Get one Century stand with an extension arm. Place the stand left of the table, put on a light with a 10 grid. Position the extension into a 90-degree angle and tighten so the extension arm is over the table and the light is hitting behind the plate on the napkin. Keep a eye on where and what the light is spilling onto, as this light is what is giving your dishes the shape/color and will define the body of the shot.
Take a light reading so you know where you're going to start at. I like to start at around f11, but remember this is just a starting point, depending on the effect you want, you will need to adjust it later.
Step 4: Setting Up the Background
I've taken a painting off of my wall and set it on a chair behind the table. Get a stand and position it on the backside of your table. Put a light with a 20 grid on the stand and point it down at a around 45-degree angle. Adjust the light so it is streaking down your background (remember your line of sight).

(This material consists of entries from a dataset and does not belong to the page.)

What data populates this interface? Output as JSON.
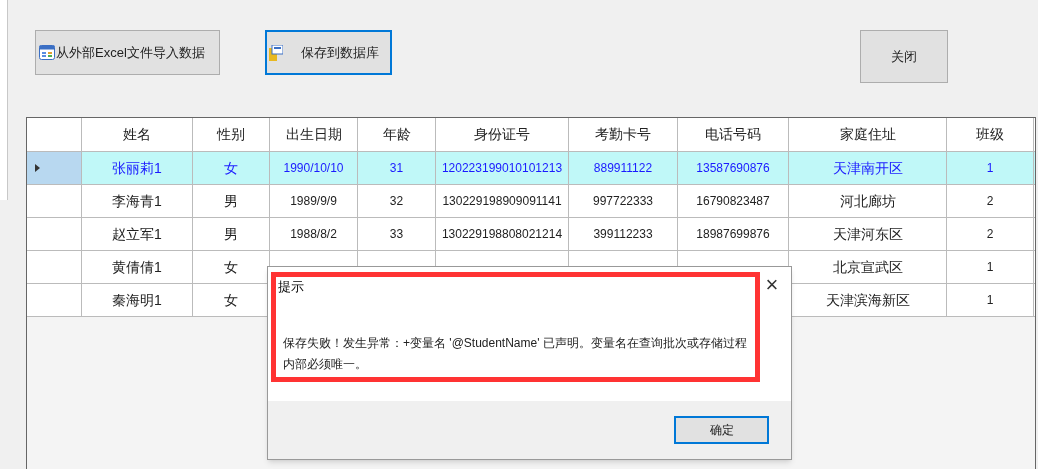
{
  "toolbar": {
    "buttons": [
      {
        "label": "从外部Excel文件导入数据",
        "kind": "import",
        "focused": false
      },
      {
        "label": "保存到数据库",
        "kind": "save",
        "focused": true
      },
      {
        "label": "关闭",
        "kind": "close",
        "focused": false
      }
    ]
  },
  "table": {
    "columns": [
      "姓名",
      "性别",
      "出生日期",
      "年龄",
      "身份证号",
      "考勤卡号",
      "电话号码",
      "家庭住址",
      "班级"
    ],
    "rows": [
      {
        "selected": true,
        "cells": [
          "张丽莉1",
          "女",
          "1990/10/10",
          "31",
          "120223199010101213",
          "889911122",
          "13587690876",
          "天津南开区",
          "1"
        ]
      },
      {
        "selected": false,
        "cells": [
          "李海青1",
          "男",
          "1989/9/9",
          "32",
          "130229198909091141",
          "997722333",
          "16790823487",
          "河北廊坊",
          "2"
        ]
      },
      {
        "selected": false,
        "cells": [
          "赵立军1",
          "男",
          "1988/8/2",
          "33",
          "130229198808021214",
          "399112233",
          "18987699876",
          "天津河东区",
          "2"
        ]
      },
      {
        "selected": false,
        "cells": [
          "黄倩倩1",
          "女",
          null,
          null,
          null,
          null,
          null,
          "北京宣武区",
          "1"
        ]
      },
      {
        "selected": false,
        "cells": [
          "秦海明1",
          "女",
          null,
          null,
          null,
          null,
          null,
          "天津滨海新区",
          "1"
        ]
      }
    ]
  },
  "dialog": {
    "title": "提示",
    "close": "×",
    "message": "保存失败！发生异常：+变量名 '@StudentName' 已声明。变量名在查询批次或存储过程内部必须唯一。",
    "ok": "确定"
  }
}
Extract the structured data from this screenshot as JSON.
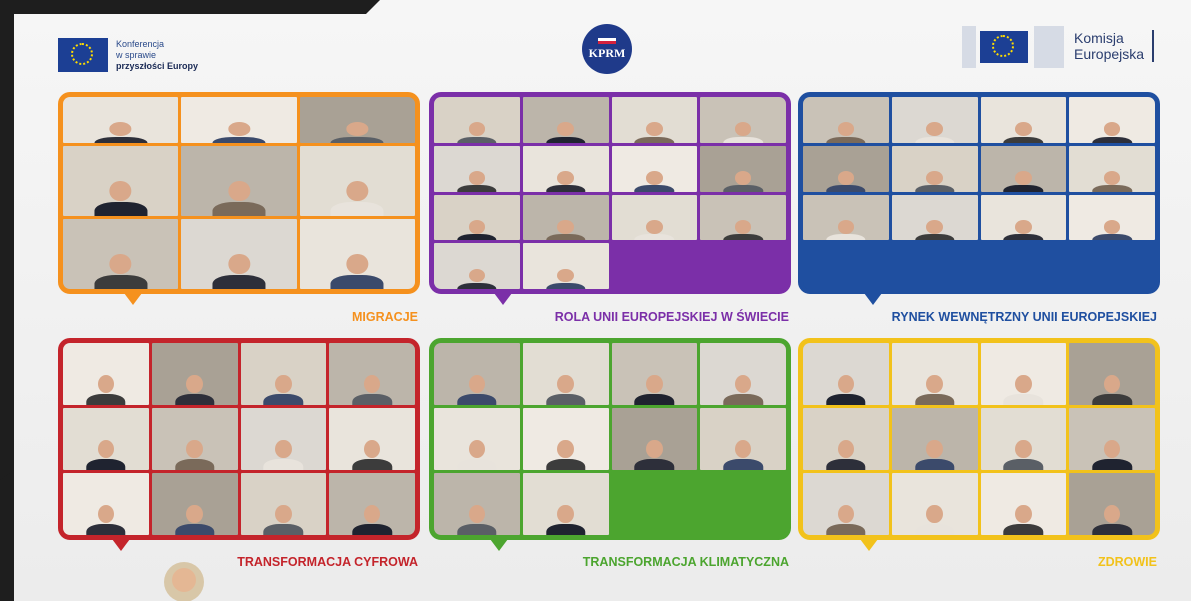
{
  "header": {
    "conference_line1": "Konferencja",
    "conference_line2": "w sprawie",
    "conference_line3": "przyszłości Europy",
    "center_logo_text": "KPRM",
    "commission_line1": "Komisja",
    "commission_line2": "Europejska"
  },
  "colors": {
    "orange": "#f5911e",
    "purple": "#7b2fa8",
    "blue": "#1f4fa0",
    "red": "#c4242b",
    "green": "#4ca52f",
    "yellow": "#f2c21b"
  },
  "panels": [
    {
      "label": "MIGRACJE"
    },
    {
      "label": "ROLA UNII EUROPEJSKIEJ W ŚWIECIE"
    },
    {
      "label": "RYNEK WEWNĘTRZNY UNII EUROPEJSKIEJ"
    },
    {
      "label": "TRANSFORMACJA CYFROWA"
    },
    {
      "label": "TRANSFORMACJA KLIMATYCZNA"
    },
    {
      "label": "ZDROWIE"
    }
  ]
}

The closer the stand is to the background, the thinner the light beam will be and - if you have a textured background - the more you will cast shadows from the texture. This light is not to light the whole background but just part of it. With only this background light on you can adjust it to create a silhouette with a portion of the background lit as the edges fade to black.
The set so far:
Set your background light about one stop under your start exposure.
Turn the background light off now.
Step 5: Lighting for the Food
Take one head with a 20 grid spot and mount it on a boom arm down the side of a Century stand so it is a little above the rim of the plate. Position the light so it will hit the plate were you think the food will be placed. Put a white card on the opposite side of this light to reflect some light back into the set.
Set this light one half stop above your start exposure.
Step 6: Adjusting the Lighting
Turn all the light on and take a shot to see were you're at.
Now you need to work on your lighting so it looks like something you have done on purpose. If you have no idea how to adjust the lights, you need to play around with this set until you can understand what is going on.
Stage the shot with something - If you put your food in on the plate too soon and have to play around too long, it really won't look appetising!
Have fun with this now that it is set up. Turn on/off and move around the different lights to see what exactly each light is doing and this will give you a basic idea of what you can do to adjust the outcome.
Step 7: The Final Product
Mark where everything is, then take your plate away to position the food on it. Here's my final setup with the food on the dishes:
This is a shot of the final set up with the 3 lights hitting in a line, background, white card to reflect the light back onto the product, and the food now placed on the plate.
Until next time, have fun and play around with this! If you're in need of a little encouragement, check out the fortune cookie that came with the sushi: